=== DATA TO USE ===

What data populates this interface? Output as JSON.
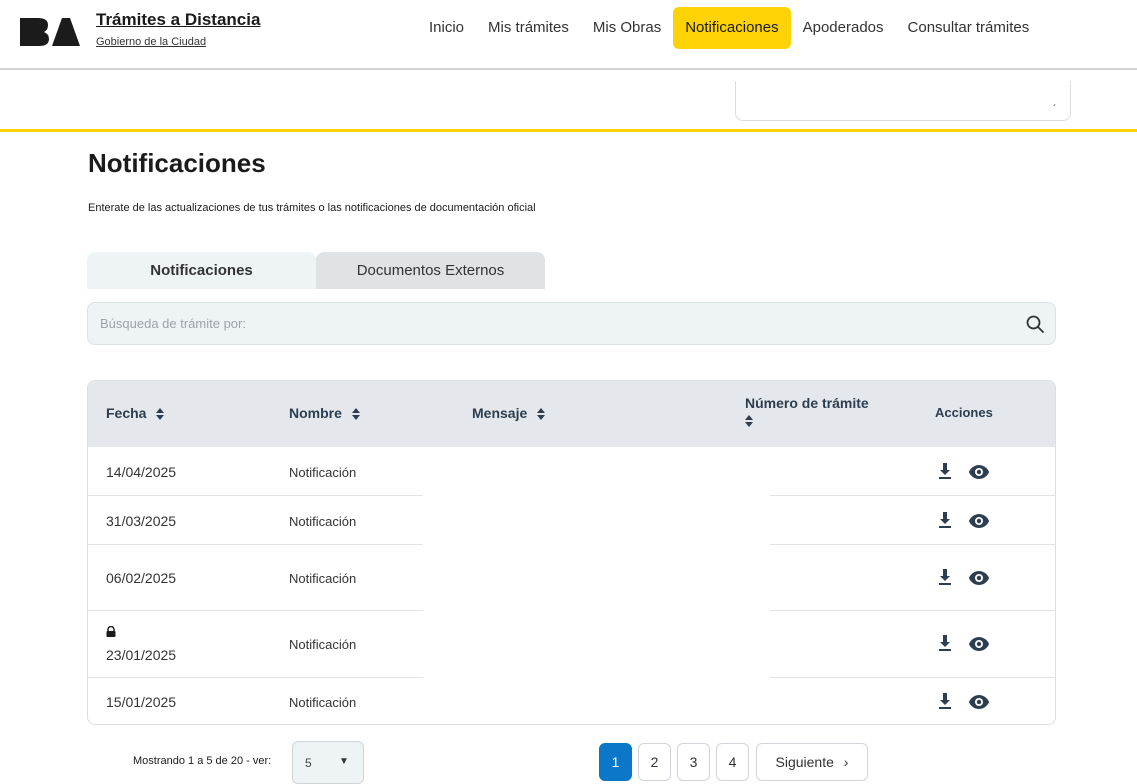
{
  "header": {
    "title": "Trámites a Distancia",
    "subtitle": "Gobierno de la Ciudad",
    "nav": [
      {
        "label": "Inicio",
        "active": false
      },
      {
        "label": "Mis trámites",
        "active": false
      },
      {
        "label": "Mis Obras",
        "active": false
      },
      {
        "label": "Notificaciones",
        "active": true
      },
      {
        "label": "Apoderados",
        "active": false
      },
      {
        "label": "Consultar trámites",
        "active": false
      }
    ]
  },
  "page": {
    "title": "Notificaciones",
    "description": "Enterate de las actualizaciones de tus trámites o las notificaciones de documentación oficial"
  },
  "tabs": [
    {
      "label": "Notificaciones",
      "active": true
    },
    {
      "label": "Documentos Externos",
      "active": false
    }
  ],
  "search": {
    "placeholder": "Búsqueda de trámite por:"
  },
  "table": {
    "columns": {
      "fecha": "Fecha",
      "nombre": "Nombre",
      "mensaje": "Mensaje",
      "numero": "Número de trámite",
      "acciones": "Acciones"
    },
    "rows": [
      {
        "date": "14/04/2025",
        "name": "Notificación",
        "locked": false
      },
      {
        "date": "31/03/2025",
        "name": "Notificación",
        "locked": false
      },
      {
        "date": "06/02/2025",
        "name": "Notificación",
        "locked": false
      },
      {
        "date": "23/01/2025",
        "name": "Notificación",
        "locked": true
      },
      {
        "date": "15/01/2025",
        "name": "Notificación",
        "locked": false
      }
    ]
  },
  "pagination": {
    "showing": "Mostrando 1 a 5 de 20 - ver:",
    "page_size": "5",
    "pages": [
      "1",
      "2",
      "3",
      "4"
    ],
    "current": "1",
    "next_label": "Siguiente"
  },
  "colors": {
    "accent_yellow": "#fdd306",
    "primary_blue": "#0b77c8",
    "header_gray": "#e4e8ec"
  }
}
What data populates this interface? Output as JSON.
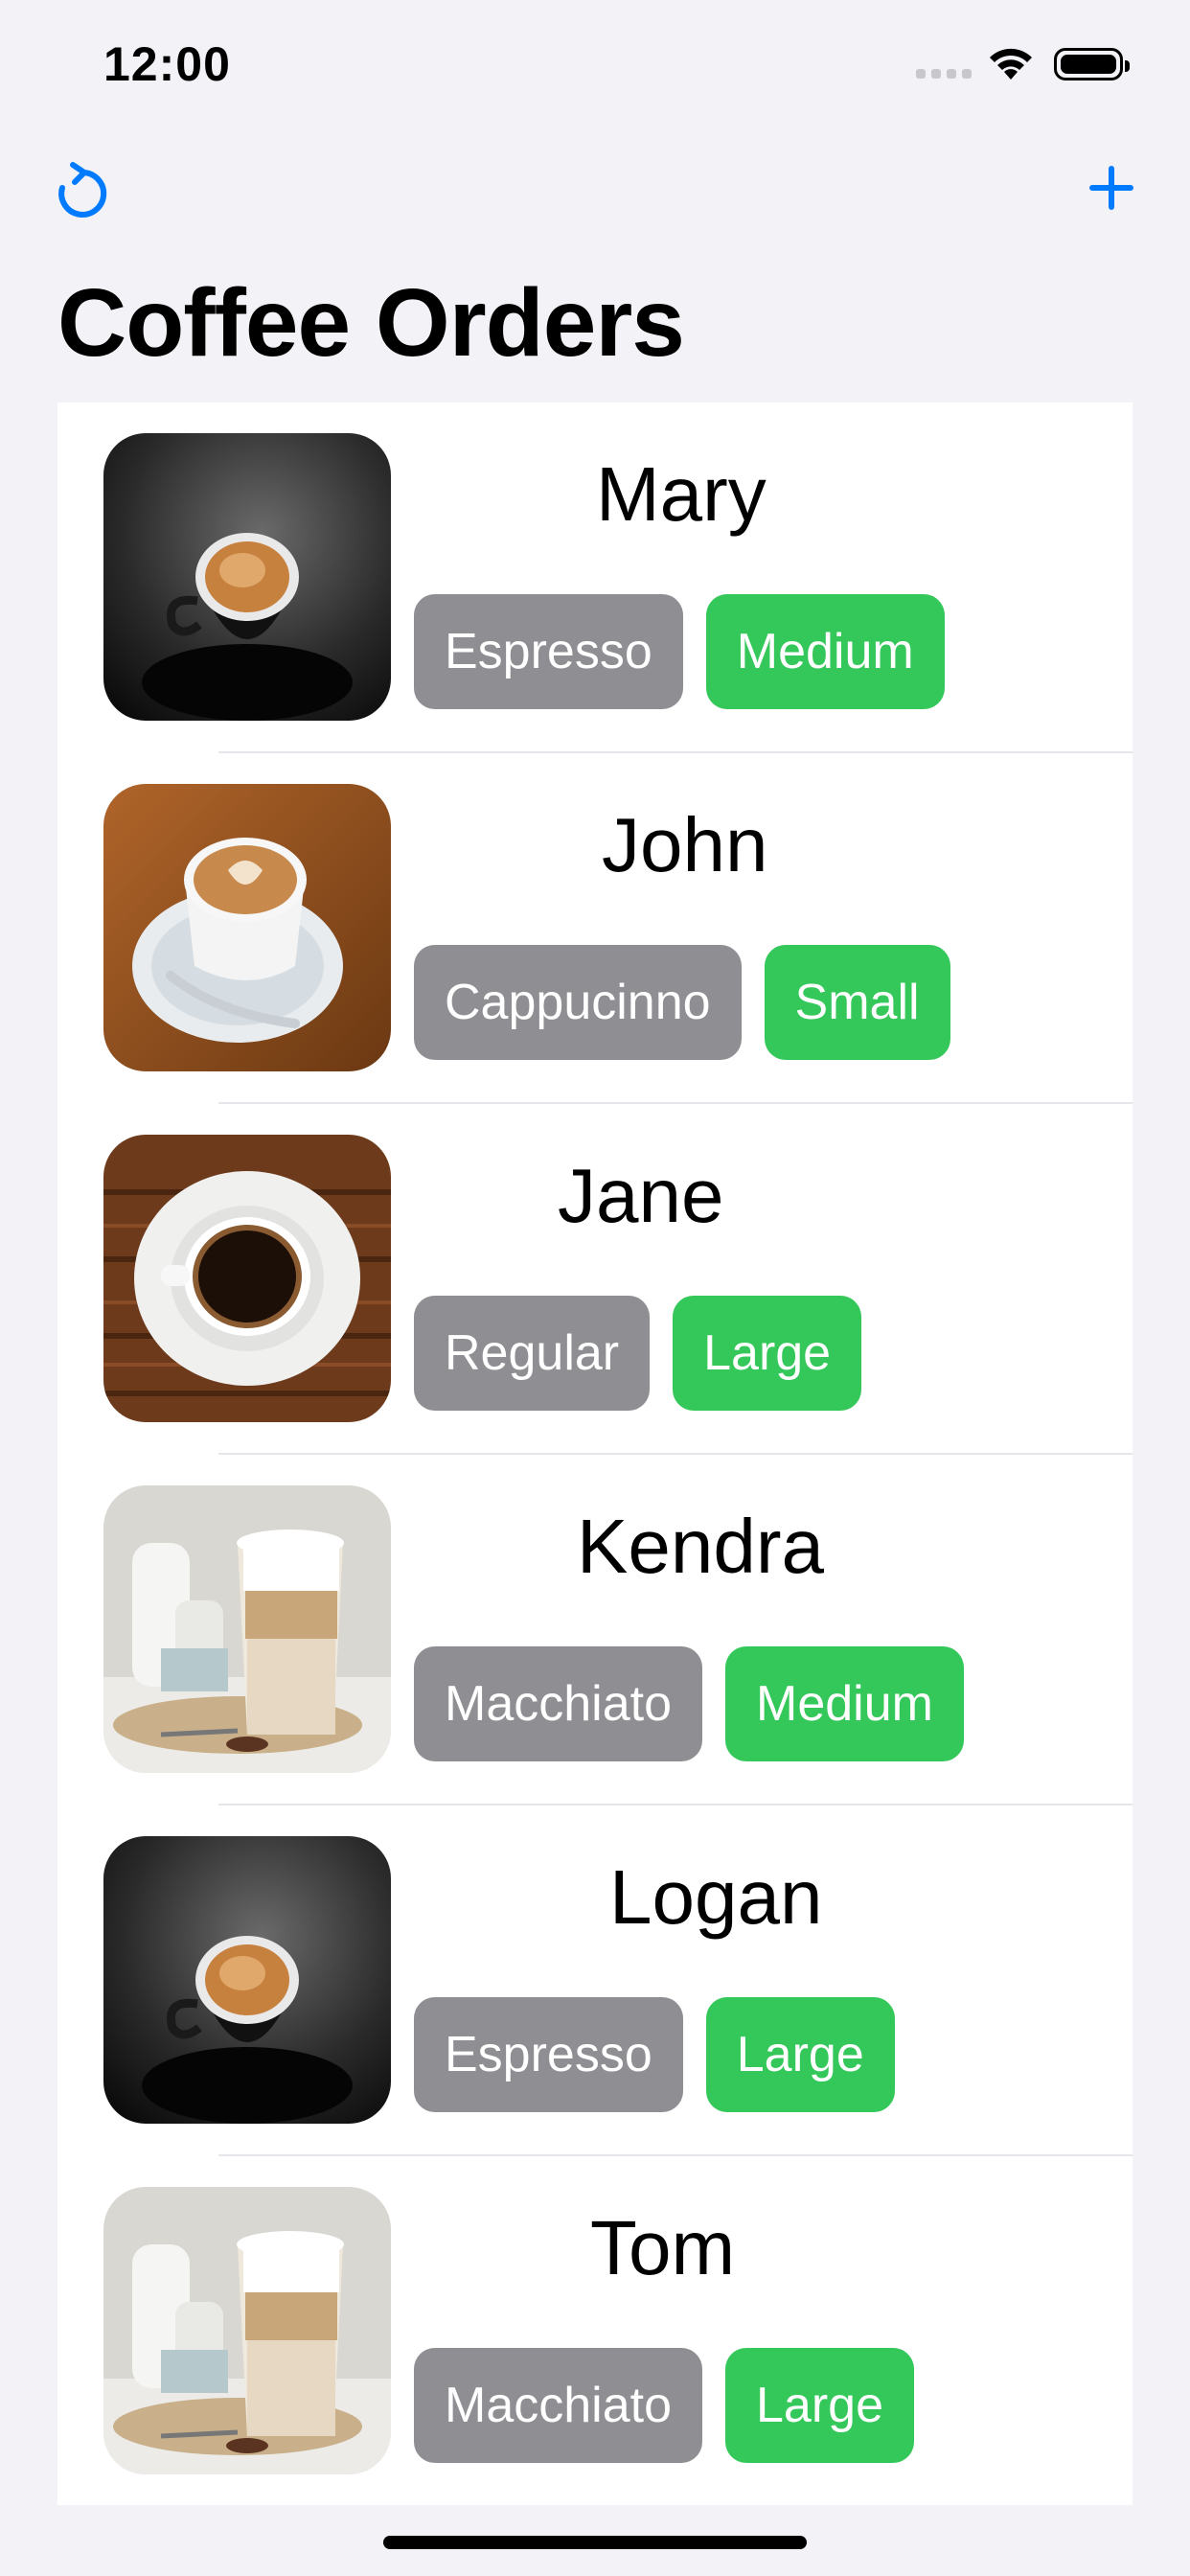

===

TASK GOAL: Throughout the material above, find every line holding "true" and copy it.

TASK OUTPUT:
        "active": true
      "active": true
        "locked": true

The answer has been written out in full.